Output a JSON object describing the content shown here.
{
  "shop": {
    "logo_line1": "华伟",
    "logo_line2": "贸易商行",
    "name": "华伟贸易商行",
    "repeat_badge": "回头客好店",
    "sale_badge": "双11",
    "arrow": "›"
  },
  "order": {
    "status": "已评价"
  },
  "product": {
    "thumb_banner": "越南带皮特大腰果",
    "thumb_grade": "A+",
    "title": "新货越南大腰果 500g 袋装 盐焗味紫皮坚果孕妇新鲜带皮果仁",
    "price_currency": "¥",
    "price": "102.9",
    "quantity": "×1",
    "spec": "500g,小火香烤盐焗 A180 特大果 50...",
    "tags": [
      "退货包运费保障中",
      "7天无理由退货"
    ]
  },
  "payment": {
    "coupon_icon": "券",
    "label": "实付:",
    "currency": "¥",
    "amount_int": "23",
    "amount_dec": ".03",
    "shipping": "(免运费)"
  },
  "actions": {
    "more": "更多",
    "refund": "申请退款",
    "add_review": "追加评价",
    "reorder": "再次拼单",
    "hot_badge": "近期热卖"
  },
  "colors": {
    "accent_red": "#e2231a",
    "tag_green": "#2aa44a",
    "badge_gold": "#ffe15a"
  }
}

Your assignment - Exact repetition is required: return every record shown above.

Response to this task -
Output a JSON object describing the content shown here.
{
  "shop": {
    "logo_line1": "华伟",
    "logo_line2": "贸易商行",
    "name": "华伟贸易商行",
    "repeat_badge": "回头客好店",
    "sale_badge": "双11",
    "arrow": "›"
  },
  "order": {
    "status": "已评价"
  },
  "product": {
    "thumb_banner": "越南带皮特大腰果",
    "thumb_grade": "A+",
    "title": "新货越南大腰果 500g 袋装 盐焗味紫皮坚果孕妇新鲜带皮果仁",
    "price_currency": "¥",
    "price": "102.9",
    "quantity": "×1",
    "spec": "500g,小火香烤盐焗 A180 特大果 50...",
    "tags": [
      "退货包运费保障中",
      "7天无理由退货"
    ]
  },
  "payment": {
    "coupon_icon": "券",
    "label": "实付:",
    "currency": "¥",
    "amount_int": "23",
    "amount_dec": ".03",
    "shipping": "(免运费)"
  },
  "actions": {
    "more": "更多",
    "refund": "申请退款",
    "add_review": "追加评价",
    "reorder": "再次拼单",
    "hot_badge": "近期热卖"
  },
  "colors": {
    "accent_red": "#e2231a",
    "tag_green": "#2aa44a",
    "badge_gold": "#ffe15a"
  }
}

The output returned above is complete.